Realising the potential of the live stream Alan immediatley started to get other ideas of how this could incorporated into Karting in the UK in more ways. Live streaming exist in various Karting events around the World including the Rotax Max Euro Challenge, CIK-FIA European Championships and X30 Euro Series. But what does it actually take to be able to do this? And how does the cost compare to televising events?
“It would be great to do some livestreaming of race meetings, but the logistics and costs are arguably as much if not greater than doing a post production edit for TV. Whilst you can hire in or buy kit capable of generating a dedicated 4G wifi signal for streaming, you have to pay for the bandwidth used in that case. if you had, say, 2,500 people view the stream live for an hour each, the bandwidth costs for 2500 viewing hours would not be cheap.”
“I would love to see the “Kart Show Live” concept continue as a regular news show about the sport, driven by questions and engagement from viewers, but it needs to be funded sensibly if it is to continue.
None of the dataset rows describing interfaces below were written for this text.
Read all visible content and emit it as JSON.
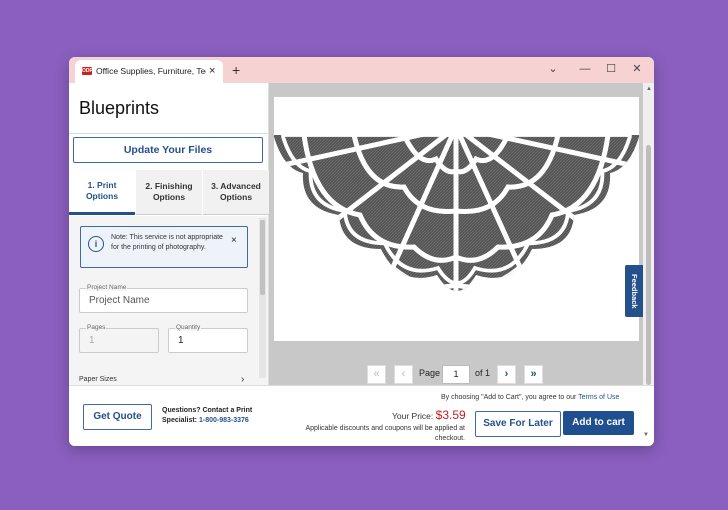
{
  "browser": {
    "tab_title": "Office Supplies, Furniture, Techno",
    "favicon_text": "ODP",
    "new_tab": "+",
    "close_tab": "×",
    "minimize": "⌄",
    "minimize2": "—",
    "maximize": "☐",
    "close": "✕"
  },
  "left": {
    "title": "Blueprints",
    "update_button": "Update Your Files",
    "tabs": [
      {
        "label": "1. Print Options"
      },
      {
        "label": "2. Finishing Options"
      },
      {
        "label": "3. Advanced Options"
      }
    ],
    "note": {
      "icon": "i",
      "text": "Note: This service is not appropriate for the printing of photography.",
      "close": "×"
    },
    "project_name": {
      "label": "Project Name",
      "placeholder": "Project Name"
    },
    "pages": {
      "label": "Pages",
      "value": "1"
    },
    "quantity": {
      "label": "Quantity",
      "value": "1"
    },
    "paper_sizes": "Paper Sizes",
    "paper_chevron": "›"
  },
  "preview": {
    "feedback": "Feedback",
    "pager": {
      "first": "«",
      "prev": "‹",
      "page_label": "Page",
      "page_value": "1",
      "of_label": "of 1",
      "next": "›",
      "last": "»"
    }
  },
  "footer": {
    "quote_button": "Get Quote",
    "contact_line1": "Questions? Contact a Print",
    "contact_line2": "Specialist:",
    "phone": "1-800-983-3376",
    "terms_text": "By choosing \"Add to Cart\", you agree to our",
    "terms_link": "Terms of Use",
    "price_label": "Your Price:",
    "price": "$3.59",
    "discount_note": "Applicable discounts and coupons will be applied at checkout.",
    "save_button": "Save For Later",
    "cart_button": "Add to cart"
  },
  "colors": {
    "accent": "#24508c",
    "price": "#c01f1f",
    "background": "#8a5fbf"
  }
}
We could consider doing video on demand with a small fee (£3.99 maybe) for race meetings, but I am not convinced that would be popular enough to pay a crew for filming it and fund the kit we need to acquire to do it properly, especially if a decent internet connection is not available and we need to use a 4G wifi solution.”
It’s clear Alan is already trying to think a long way ahead on how to keep ‘The Kart Show’ going, I think for now the karting community should get behind the show and enjoy it, if it has enough demand I think it’ll find a way to continue.
Written by Chris McCarthy